- WHAT NEEDS TO BE DONE: Reproduce the entire listing below verbatim.

- SUPPLIED MATERIAL:
--*--

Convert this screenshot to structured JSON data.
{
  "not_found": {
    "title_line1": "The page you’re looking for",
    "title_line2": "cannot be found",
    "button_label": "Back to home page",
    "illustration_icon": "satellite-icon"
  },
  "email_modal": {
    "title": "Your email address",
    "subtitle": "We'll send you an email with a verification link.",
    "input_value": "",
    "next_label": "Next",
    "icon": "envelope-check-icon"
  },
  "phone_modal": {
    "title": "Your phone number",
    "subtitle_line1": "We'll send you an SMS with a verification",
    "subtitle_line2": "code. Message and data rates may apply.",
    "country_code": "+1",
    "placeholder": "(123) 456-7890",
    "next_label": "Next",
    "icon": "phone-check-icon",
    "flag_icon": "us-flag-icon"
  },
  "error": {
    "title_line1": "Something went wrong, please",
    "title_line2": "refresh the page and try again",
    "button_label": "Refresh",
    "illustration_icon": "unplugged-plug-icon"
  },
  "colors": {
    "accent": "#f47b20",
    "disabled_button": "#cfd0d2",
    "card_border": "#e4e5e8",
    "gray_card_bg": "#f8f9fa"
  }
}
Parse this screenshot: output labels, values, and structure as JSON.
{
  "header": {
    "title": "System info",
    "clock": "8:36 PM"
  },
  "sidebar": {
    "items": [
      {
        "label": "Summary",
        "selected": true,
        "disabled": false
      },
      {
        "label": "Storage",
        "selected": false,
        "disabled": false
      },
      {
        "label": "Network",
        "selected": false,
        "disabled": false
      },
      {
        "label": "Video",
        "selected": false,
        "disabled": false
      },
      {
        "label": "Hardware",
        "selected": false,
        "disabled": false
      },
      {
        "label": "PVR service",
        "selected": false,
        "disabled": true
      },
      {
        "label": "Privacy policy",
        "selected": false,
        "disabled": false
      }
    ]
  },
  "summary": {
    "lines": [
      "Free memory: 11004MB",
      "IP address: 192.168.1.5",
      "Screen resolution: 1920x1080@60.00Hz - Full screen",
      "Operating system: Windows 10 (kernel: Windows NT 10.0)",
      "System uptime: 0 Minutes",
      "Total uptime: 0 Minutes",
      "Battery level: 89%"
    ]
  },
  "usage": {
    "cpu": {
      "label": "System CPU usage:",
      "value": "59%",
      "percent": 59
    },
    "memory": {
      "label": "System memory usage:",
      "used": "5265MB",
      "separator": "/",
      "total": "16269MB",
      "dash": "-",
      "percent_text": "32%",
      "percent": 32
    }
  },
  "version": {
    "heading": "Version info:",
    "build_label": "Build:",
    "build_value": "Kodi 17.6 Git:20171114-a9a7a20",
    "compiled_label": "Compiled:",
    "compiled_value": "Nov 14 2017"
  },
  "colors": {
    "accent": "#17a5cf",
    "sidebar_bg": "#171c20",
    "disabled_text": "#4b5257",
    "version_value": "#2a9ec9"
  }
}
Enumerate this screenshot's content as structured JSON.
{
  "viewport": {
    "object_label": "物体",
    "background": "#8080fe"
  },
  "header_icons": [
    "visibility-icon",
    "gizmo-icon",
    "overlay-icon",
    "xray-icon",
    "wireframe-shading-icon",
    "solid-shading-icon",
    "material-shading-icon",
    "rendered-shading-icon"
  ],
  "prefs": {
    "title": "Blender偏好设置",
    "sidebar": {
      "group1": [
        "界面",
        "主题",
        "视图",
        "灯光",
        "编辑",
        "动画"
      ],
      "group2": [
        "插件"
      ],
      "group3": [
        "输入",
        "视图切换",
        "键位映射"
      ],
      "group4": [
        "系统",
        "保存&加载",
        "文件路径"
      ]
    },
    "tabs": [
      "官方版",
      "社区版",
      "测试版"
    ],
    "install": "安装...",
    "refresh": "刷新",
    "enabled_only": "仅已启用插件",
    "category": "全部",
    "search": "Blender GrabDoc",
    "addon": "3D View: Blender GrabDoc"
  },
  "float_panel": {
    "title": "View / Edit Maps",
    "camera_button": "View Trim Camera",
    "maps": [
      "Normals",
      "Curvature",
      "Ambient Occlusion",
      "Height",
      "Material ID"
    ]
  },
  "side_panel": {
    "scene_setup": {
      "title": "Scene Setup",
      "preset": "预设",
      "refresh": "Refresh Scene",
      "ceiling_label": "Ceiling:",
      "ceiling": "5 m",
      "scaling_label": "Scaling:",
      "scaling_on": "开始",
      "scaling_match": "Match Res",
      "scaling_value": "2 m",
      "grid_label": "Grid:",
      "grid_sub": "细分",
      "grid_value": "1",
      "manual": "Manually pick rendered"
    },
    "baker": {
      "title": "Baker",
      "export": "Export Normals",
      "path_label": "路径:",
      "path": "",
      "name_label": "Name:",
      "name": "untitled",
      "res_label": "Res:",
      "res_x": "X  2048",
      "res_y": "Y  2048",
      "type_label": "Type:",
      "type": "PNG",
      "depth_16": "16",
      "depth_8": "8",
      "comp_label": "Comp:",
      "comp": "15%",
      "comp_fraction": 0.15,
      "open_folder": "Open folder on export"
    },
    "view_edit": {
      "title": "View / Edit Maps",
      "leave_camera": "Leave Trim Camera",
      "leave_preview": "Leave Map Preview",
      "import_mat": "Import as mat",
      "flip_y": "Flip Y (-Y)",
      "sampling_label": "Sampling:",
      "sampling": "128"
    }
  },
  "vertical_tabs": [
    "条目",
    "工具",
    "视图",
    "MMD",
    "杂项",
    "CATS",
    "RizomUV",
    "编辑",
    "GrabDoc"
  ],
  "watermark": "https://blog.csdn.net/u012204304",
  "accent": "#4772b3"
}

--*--

- RESPONSE AREA:
Convert this screenshot to structured JSON data.
{
  "not_found": {
    "title_line1": "The page you’re looking for",
    "title_line2": "cannot be found",
    "button_label": "Back to home page",
    "illustration_icon": "satellite-icon"
  },
  "email_modal": {
    "title": "Your email address",
    "subtitle": "We'll send you an email with a verification link.",
    "input_value": "",
    "next_label": "Next",
    "icon": "envelope-check-icon"
  },
  "phone_modal": {
    "title": "Your phone number",
    "subtitle_line1": "We'll send you an SMS with a verification",
    "subtitle_line2": "code. Message and data rates may apply.",
    "country_code": "+1",
    "placeholder": "(123) 456-7890",
    "next_label": "Next",
    "icon": "phone-check-icon",
    "flag_icon": "us-flag-icon"
  },
  "error": {
    "title_line1": "Something went wrong, please",
    "title_line2": "refresh the page and try again",
    "button_label": "Refresh",
    "illustration_icon": "unplugged-plug-icon"
  },
  "colors": {
    "accent": "#f47b20",
    "disabled_button": "#cfd0d2",
    "card_border": "#e4e5e8",
    "gray_card_bg": "#f8f9fa"
  }
}
Parse this screenshot: output labels, values, and structure as JSON.
{
  "header": {
    "title": "System info",
    "clock": "8:36 PM"
  },
  "sidebar": {
    "items": [
      {
        "label": "Summary",
        "selected": true,
        "disabled": false
      },
      {
        "label": "Storage",
        "selected": false,
        "disabled": false
      },
      {
        "label": "Network",
        "selected": false,
        "disabled": false
      },
      {
        "label": "Video",
        "selected": false,
        "disabled": false
      },
      {
        "label": "Hardware",
        "selected": false,
        "disabled": false
      },
      {
        "label": "PVR service",
        "selected": false,
        "disabled": true
      },
      {
        "label": "Privacy policy",
        "selected": false,
        "disabled": false
      }
    ]
  },
  "summary": {
    "lines": [
      "Free memory: 11004MB",
      "IP address: 192.168.1.5",
      "Screen resolution: 1920x1080@60.00Hz - Full screen",
      "Operating system: Windows 10 (kernel: Windows NT 10.0)",
      "System uptime: 0 Minutes",
      "Total uptime: 0 Minutes",
      "Battery level: 89%"
    ]
  },
  "usage": {
    "cpu": {
      "label": "System CPU usage:",
      "value": "59%",
      "percent": 59
    },
    "memory": {
      "label": "System memory usage:",
      "used": "5265MB",
      "separator": "/",
      "total": "16269MB",
      "dash": "-",
      "percent_text": "32%",
      "percent": 32
    }
  },
  "version": {
    "heading": "Version info:",
    "build_label": "Build:",
    "build_value": "Kodi 17.6 Git:20171114-a9a7a20",
    "compiled_label": "Compiled:",
    "compiled_value": "Nov 14 2017"
  },
  "colors": {
    "accent": "#17a5cf",
    "sidebar_bg": "#171c20",
    "disabled_text": "#4b5257",
    "version_value": "#2a9ec9"
  }
}
Enumerate this screenshot's content as structured JSON.
{
  "viewport": {
    "object_label": "物体",
    "background": "#8080fe"
  },
  "header_icons": [
    "visibility-icon",
    "gizmo-icon",
    "overlay-icon",
    "xray-icon",
    "wireframe-shading-icon",
    "solid-shading-icon",
    "material-shading-icon",
    "rendered-shading-icon"
  ],
  "prefs": {
    "title": "Blender偏好设置",
    "sidebar": {
      "group1": [
        "界面",
        "主题",
        "视图",
        "灯光",
        "编辑",
        "动画"
      ],
      "group2": [
        "插件"
      ],
      "group3": [
        "输入",
        "视图切换",
        "键位映射"
      ],
      "group4": [
        "系统",
        "保存&加载",
        "文件路径"
      ]
    },
    "tabs": [
      "官方版",
      "社区版",
      "测试版"
    ],
    "install": "安装...",
    "refresh": "刷新",
    "enabled_only": "仅已启用插件",
    "category": "全部",
    "search": "Blender GrabDoc",
    "addon": "3D View: Blender GrabDoc"
  },
  "float_panel": {
    "title": "View / Edit Maps",
    "camera_button": "View Trim Camera",
    "maps": [
      "Normals",
      "Curvature",
      "Ambient Occlusion",
      "Height",
      "Material ID"
    ]
  },
  "side_panel": {
    "scene_setup": {
      "title": "Scene Setup",
      "preset": "预设",
      "refresh": "Refresh Scene",
      "ceiling_label": "Ceiling:",
      "ceiling": "5 m",
      "scaling_label": "Scaling:",
      "scaling_on": "开始",
      "scaling_match": "Match Res",
      "scaling_value": "2 m",
      "grid_label": "Grid:",
      "grid_sub": "细分",
      "grid_value": "1",
      "manual": "Manually pick rendered"
    },
    "baker": {
      "title": "Baker",
      "export": "Export Normals",
      "path_label": "路径:",
      "path": "",
      "name_label": "Name:",
      "name": "untitled",
      "res_label": "Res:",
      "res_x": "X  2048",
      "res_y": "Y  2048",
      "type_label": "Type:",
      "type": "PNG",
      "depth_16": "16",
      "depth_8": "8",
      "comp_label": "Comp:",
      "comp": "15%",
      "comp_fraction": 0.15,
      "open_folder": "Open folder on export"
    },
    "view_edit": {
      "title": "View / Edit Maps",
      "leave_camera": "Leave Trim Camera",
      "leave_preview": "Leave Map Preview",
      "import_mat": "Import as mat",
      "flip_y": "Flip Y (-Y)",
      "sampling_label": "Sampling:",
      "sampling": "128"
    }
  },
  "vertical_tabs": [
    "条目",
    "工具",
    "视图",
    "MMD",
    "杂项",
    "CATS",
    "RizomUV",
    "编辑",
    "GrabDoc"
  ],
  "watermark": "https://blog.csdn.net/u012204304",
  "accent": "#4772b3"
}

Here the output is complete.